Peek deeper still. You will see the emergence of the 10% consumer and 90% re-seller. This is the rural consumer who buys very little of the product for herself and the rest that she buys, she sells at a profit. She is part of an NGO at times, and at times part of a self-help group that is linked to the big marketers of the day. We see some signs of this emerging with the “Shakti-amma” of HUL and certainly in the case of a whole host of SHGs re-selling shampoo and Shikakai alike.

Watch out then for the consumer as seller. Part consumer and part seller. Capitalize on this and open up those dormant markets.

Trend Two: CSR is dead! ISR emerges!

Corporate Social Responsibility is unsustainable activity. CSR that harvests only the money of corporates and not necessarily the passion of the people who work in corporate organizations is a self-fulfilling prophesy of doom.

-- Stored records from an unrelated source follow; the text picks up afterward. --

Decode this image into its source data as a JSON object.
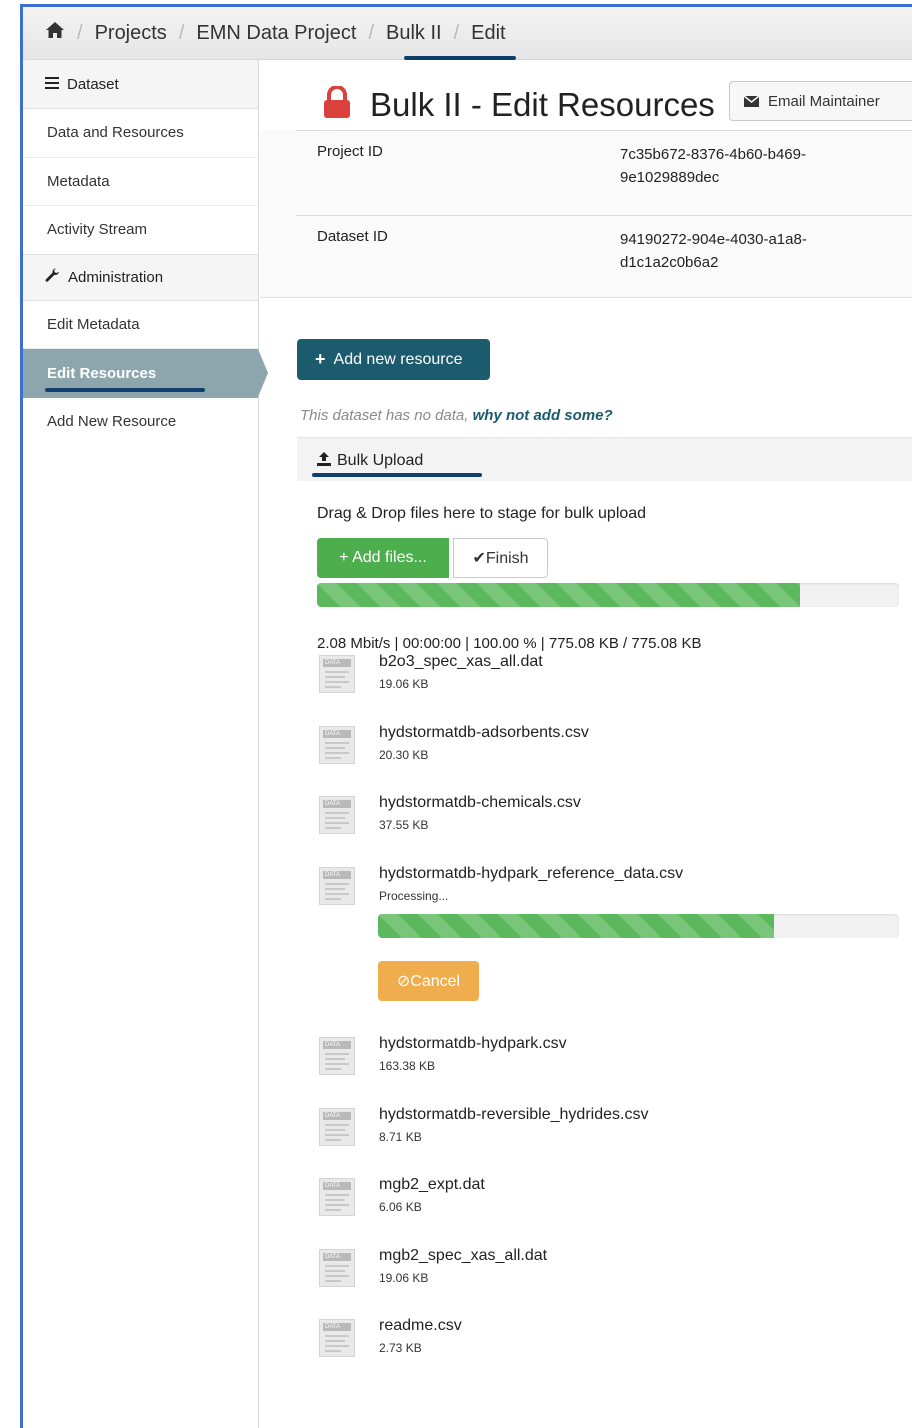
{
  "breadcrumb": {
    "home_icon": "home-icon",
    "items": [
      "Projects",
      "EMN Data Project",
      "Bulk II",
      "Edit"
    ]
  },
  "sidebar": {
    "section_dataset": "Dataset",
    "items_dataset": [
      "Data and Resources",
      "Metadata",
      "Activity Stream"
    ],
    "section_admin": "Administration",
    "items_admin": [
      "Edit Metadata",
      "Edit Resources",
      "Add New Resource"
    ],
    "active": "Edit Resources"
  },
  "header": {
    "title": "Bulk II - Edit Resources",
    "email_button": "Email Maintainer",
    "lock_color": "#d9413a"
  },
  "meta": {
    "rows": [
      {
        "key": "Project ID",
        "value": "7c35b672-8376-4b60-b469-9e1029889dec"
      },
      {
        "key": "Dataset ID",
        "value": "94190272-904e-4030-a1a8-d1c1a2c0b6a2"
      }
    ]
  },
  "actions": {
    "add_resource": "Add new resource",
    "nodata_text": "This dataset has no data,",
    "nodata_link": "why not add some?"
  },
  "bulk": {
    "tab_label": "Bulk Upload",
    "dropzone_text": "Drag & Drop files here to stage for bulk upload",
    "add_files": "+ Add files...",
    "finish": "✔Finish",
    "overall_progress": 0.83,
    "stats": "2.08 Mbit/s | 00:00:00 | 100.00 % | 775.08 KB / 775.08 KB",
    "files": [
      {
        "name": "b2o3_spec_xas_all.dat",
        "size": "19.06 KB"
      },
      {
        "name": "hydstormatdb-adsorbents.csv",
        "size": "20.30 KB"
      },
      {
        "name": "hydstormatdb-chemicals.csv",
        "size": "37.55 KB"
      },
      {
        "name": "hydstormatdb-hydpark_reference_data.csv",
        "size": "Processing..."
      },
      {
        "name": "hydstormatdb-hydpark.csv",
        "size": "163.38 KB"
      },
      {
        "name": "hydstormatdb-reversible_hydrides.csv",
        "size": "8.71 KB"
      },
      {
        "name": "mgb2_expt.dat",
        "size": "6.06 KB"
      },
      {
        "name": "mgb2_spec_xas_all.dat",
        "size": "19.06 KB"
      },
      {
        "name": "readme.csv",
        "size": "2.73 KB"
      }
    ],
    "processing_progress": 0.76,
    "cancel": "⊘Cancel",
    "file_icon_tag": "DATA"
  },
  "colors": {
    "primary": "#1c5a6e",
    "success": "#5cb85c",
    "warning": "#f0ad4e",
    "sidebar_active": "#8da5ad",
    "highlight_underline": "#123f6e",
    "frame_border": "#3b6fd1"
  }
}
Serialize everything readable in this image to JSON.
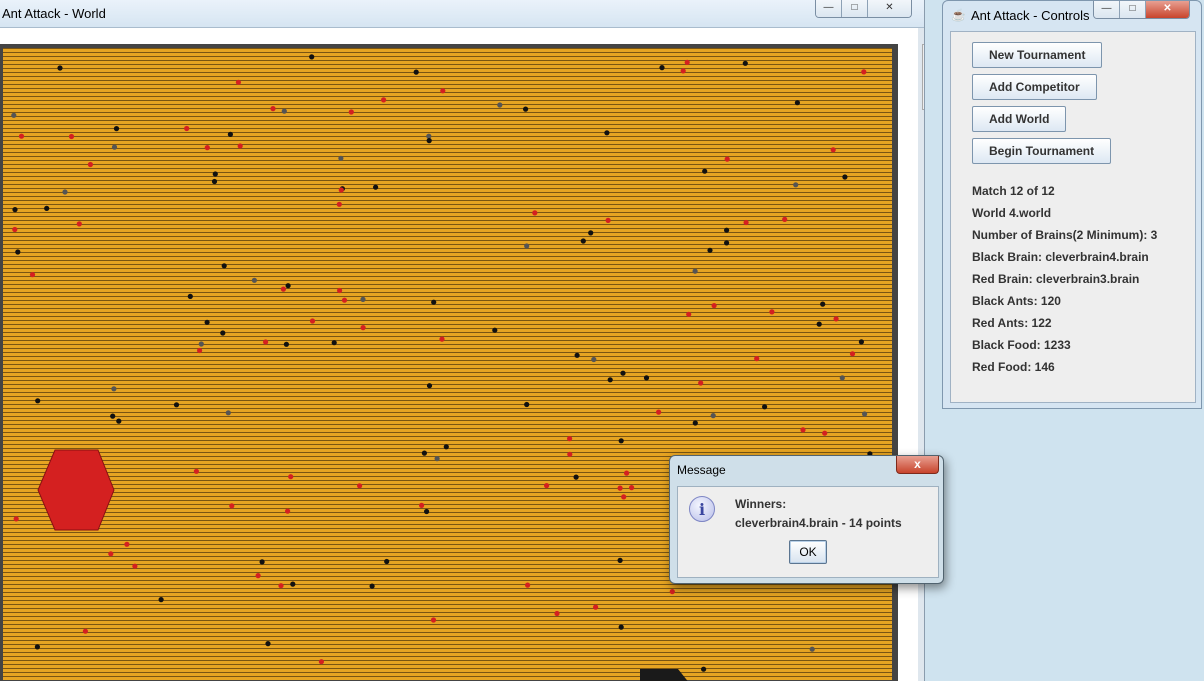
{
  "world_window": {
    "title": "Ant Attack - World"
  },
  "controls_window": {
    "title": "Ant Attack - Controls",
    "buttons": {
      "new_tournament": "New Tournament",
      "add_competitor": "Add Competitor",
      "add_world": "Add World",
      "begin_tournament": "Begin Tournament"
    },
    "info": {
      "match": "Match 12 of 12",
      "world": "World 4.world",
      "num_brains": "Number of Brains(2 Minimum): 3",
      "black_brain": "Black Brain: cleverbrain4.brain",
      "red_brain": "Red Brain: cleverbrain3.brain",
      "black_ants": "Black Ants: 120",
      "red_ants": "Red Ants: 122",
      "black_food": "Black Food: 1233",
      "red_food": "Red Food: 146"
    }
  },
  "dialog": {
    "title": "Message",
    "close_label": "x",
    "line1": "Winners:",
    "line2": "cleverbrain4.brain - 14 points",
    "ok_label": "OK",
    "icon": "info-icon"
  },
  "colors": {
    "terrain": "#e6a422",
    "red_ant": "#d42020",
    "black_ant": "#111111",
    "rock": "#444444"
  },
  "icons": {
    "minimize": "minimize-icon",
    "maximize": "maximize-icon",
    "close": "close-icon",
    "java": "java-icon"
  }
}
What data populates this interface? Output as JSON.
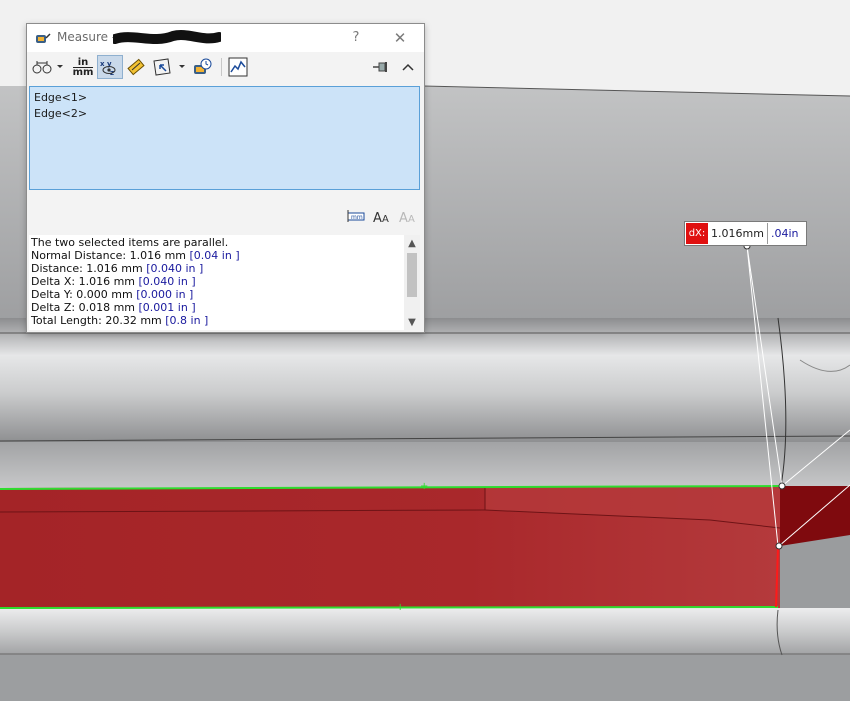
{
  "dialog": {
    "title": "Measure - ",
    "help_label": "?",
    "close_label": "✕"
  },
  "toolbar": {
    "units_top": "in",
    "units_bottom": "mm"
  },
  "selection": {
    "items": [
      "Edge<1>",
      "Edge<2>"
    ]
  },
  "results": {
    "lines": [
      {
        "label": "The two selected items are parallel.",
        "alt": ""
      },
      {
        "label": "Normal Distance: 1.016 mm",
        "alt": "[0.04 in ]"
      },
      {
        "label": "Distance: 1.016 mm",
        "alt": "[0.040 in ]"
      },
      {
        "label": "Delta X: 1.016 mm",
        "alt": "[0.040 in ]"
      },
      {
        "label": "Delta Y: 0.000 mm",
        "alt": "[0.000 in ]"
      },
      {
        "label": "Delta Z: 0.018 mm",
        "alt": "[0.001 in ]"
      },
      {
        "label": "Total Length: 20.32 mm",
        "alt": "[0.8 in ]"
      }
    ]
  },
  "callout": {
    "label": "dX:",
    "value": "1.016mm",
    "alt_value": ".04in"
  },
  "colors": {
    "face_red": "#a42427",
    "edge_green": "#2fdc2f",
    "callout_red": "#e01010"
  },
  "icons": [
    "measure-app-icon",
    "arc-condition-icon",
    "units-icon",
    "show-xyz-icon",
    "point-to-point-icon",
    "projection-icon",
    "measurement-history-icon",
    "sensor-icon",
    "pin-icon",
    "collapse-icon",
    "dimension-icon",
    "text-size-increase-icon",
    "text-size-decrease-icon"
  ]
}
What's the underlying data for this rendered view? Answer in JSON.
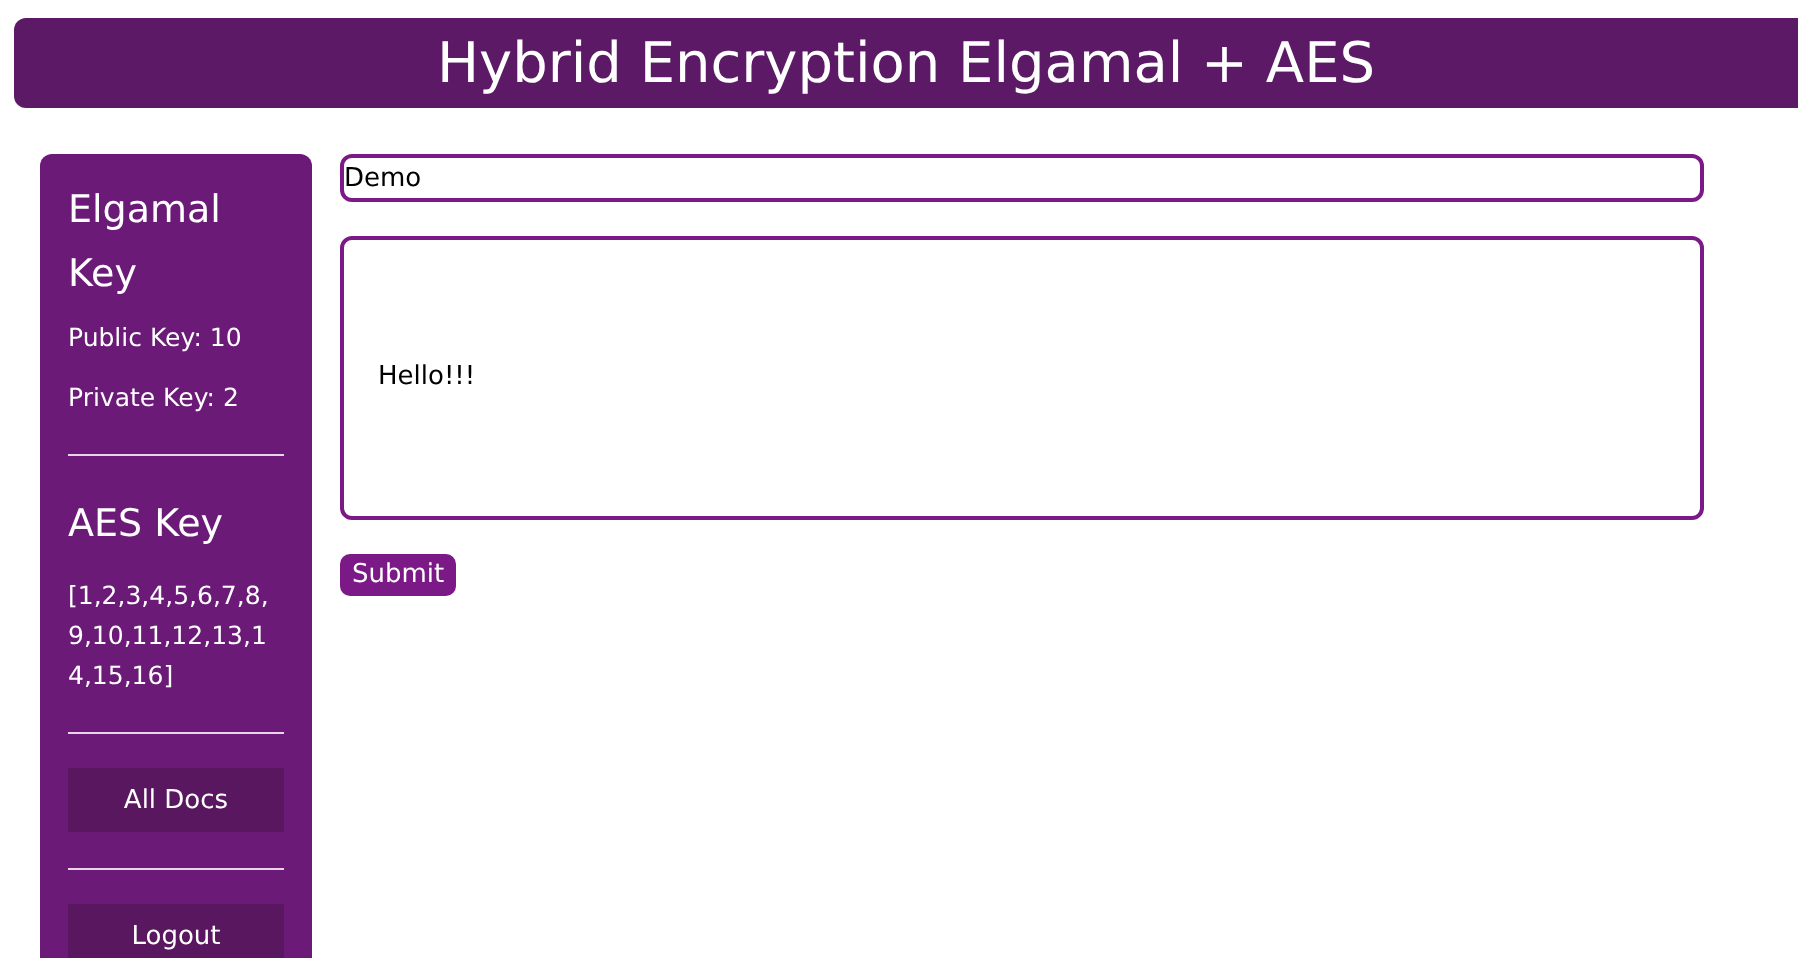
{
  "header": {
    "title": "Hybrid Encryption Elgamal + AES"
  },
  "sidebar": {
    "elgamal_heading": "Elgamal Key",
    "public_key": "Public Key: 10",
    "private_key": "Private Key: 2",
    "aes_heading": "AES Key",
    "aes_key": "[1,2,3,4,5,6,7,8,9,10,11,12,13,14,15,16]",
    "buttons": [
      "All Docs",
      "Logout"
    ]
  },
  "form": {
    "title_value": "Demo",
    "message_value": "Hello!!!",
    "submit": "Submit"
  }
}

What will emerge in its place is ISR. Individual Social Responsibility commitments. Corporate organsiaitons will harvest the time and passion of its people and channelize it in as contributions to the social sector. When done in this manner, the passion of the people involved will emerge as movements on their own. Very long-term sustainable movements, unlike CSR, which at best is the fashion statement of Corporate Boards. Puffed up further by positive PR.

Trend Three: Harvesting consumer passion with a time-expiry date!

Consumer passion, something taken for granted in India, is vanishing fast.

Passion is essentially a lowest common denominator item. When a people are deprived of the basics, and when a people are hungry, they are the most passionate about the issues that plague society.

As India gets more and more prosperous, people climb the hierarchy of need higher and higher. As this happens, people become more and more besotted with the material things that make their lives good. This movement is contra to the movement that builds the passion of a people. Therefore, expect more and more consumers getting cynical about the issues that plague us day in and day out. Expect less of the economically empowered to vote. Expect less of them to contribute to the terrain of consumer passion.

Consumer passion today comes with a date-expiry tag to it. It will last another 15 years for sure. But lesser and lesser numbers with every passing year of consumer prosperity ahead of us.

Touché! And welcome 2008!

The author is a brand-domain specialist and CEO, Harish Bijoor Consults Inc.